    Metz has no fewer than 41 listed monuments, 3 sites and 58 buildings listed as historical monuments. To better understand the diversity and specificity of this heritage, the Cultural Heritage Department has compiled a comprehensive inventory of the city's architectural treasures. This city town department has asked us to design a book highlighting these notable buildings. It gave us the opportunity for a greater freedom of action in order to design an elegant edition to do architecture of Metz justice. "Architecture in Metz: 100 bâtiments protégés" is a book, a guide and a scientific work at the same time. We designed a cover with a strong graphic impact, where the typography is ubiquitous. The cover area is used to present the contents of the book at first glance. Inside, folios show the principle of the general index: one number per building. The system is galvanised by a graphic play on the scale and placement of numbers. Finally, the ubiquitous yellow refers the reader to the dominant colour of the city, which was partly built using a yellow "Jaumont" stone. Read Less
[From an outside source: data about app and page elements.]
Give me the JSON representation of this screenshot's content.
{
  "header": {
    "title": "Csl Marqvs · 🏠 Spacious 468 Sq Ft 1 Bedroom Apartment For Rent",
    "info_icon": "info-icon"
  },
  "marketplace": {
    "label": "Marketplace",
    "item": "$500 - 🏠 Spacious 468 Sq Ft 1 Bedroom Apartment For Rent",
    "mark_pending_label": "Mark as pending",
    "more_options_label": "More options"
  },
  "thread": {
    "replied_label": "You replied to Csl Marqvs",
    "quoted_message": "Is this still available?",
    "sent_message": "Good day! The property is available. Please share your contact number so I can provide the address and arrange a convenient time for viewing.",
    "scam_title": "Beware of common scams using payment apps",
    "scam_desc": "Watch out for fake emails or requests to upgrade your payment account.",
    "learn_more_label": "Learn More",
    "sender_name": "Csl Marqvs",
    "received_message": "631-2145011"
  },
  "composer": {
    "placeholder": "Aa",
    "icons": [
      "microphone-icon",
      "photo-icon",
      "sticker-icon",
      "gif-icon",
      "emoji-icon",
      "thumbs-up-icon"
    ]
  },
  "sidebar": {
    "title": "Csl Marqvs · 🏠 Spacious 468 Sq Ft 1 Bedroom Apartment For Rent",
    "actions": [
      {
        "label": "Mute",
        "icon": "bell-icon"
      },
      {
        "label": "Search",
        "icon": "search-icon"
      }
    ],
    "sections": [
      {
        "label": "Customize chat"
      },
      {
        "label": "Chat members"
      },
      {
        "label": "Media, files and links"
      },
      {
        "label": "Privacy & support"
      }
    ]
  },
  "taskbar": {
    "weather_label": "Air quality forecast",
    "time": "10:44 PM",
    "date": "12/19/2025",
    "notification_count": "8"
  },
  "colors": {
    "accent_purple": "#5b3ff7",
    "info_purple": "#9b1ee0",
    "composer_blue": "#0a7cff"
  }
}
    Published:
Metz has no fewer than 41 listed monuments, 3 sites and 58 buildings listed as historical monuments. To better understand the diversity and specificity of this heritage, the Cultural Heritage Department has compiled a comprehensive inventory of the city's architectural treasures.

This city town department has asked us to design a book highlighting these notable buildings. It gave us the opportunity for a greater freedom of action in order to design an elegant edition to do architecture of Metz justice.

"Architecture in Metz: 100 bâtiments protégés" is a book, a guide and a scientific work at the same time. We designed a cover with a strong graphic impact, where the typography is ubiquitous. The cover area is used to present the contents of the book at first glance. Inside, folios show the principle of the general index: one number per building. The system is galvanised by a graphic play on the scale and placement of numbers. Finally, the ubiquitous yellow refers the reader to the dominant colour of the city, which was partly built using a yellow "Jaumont" stone.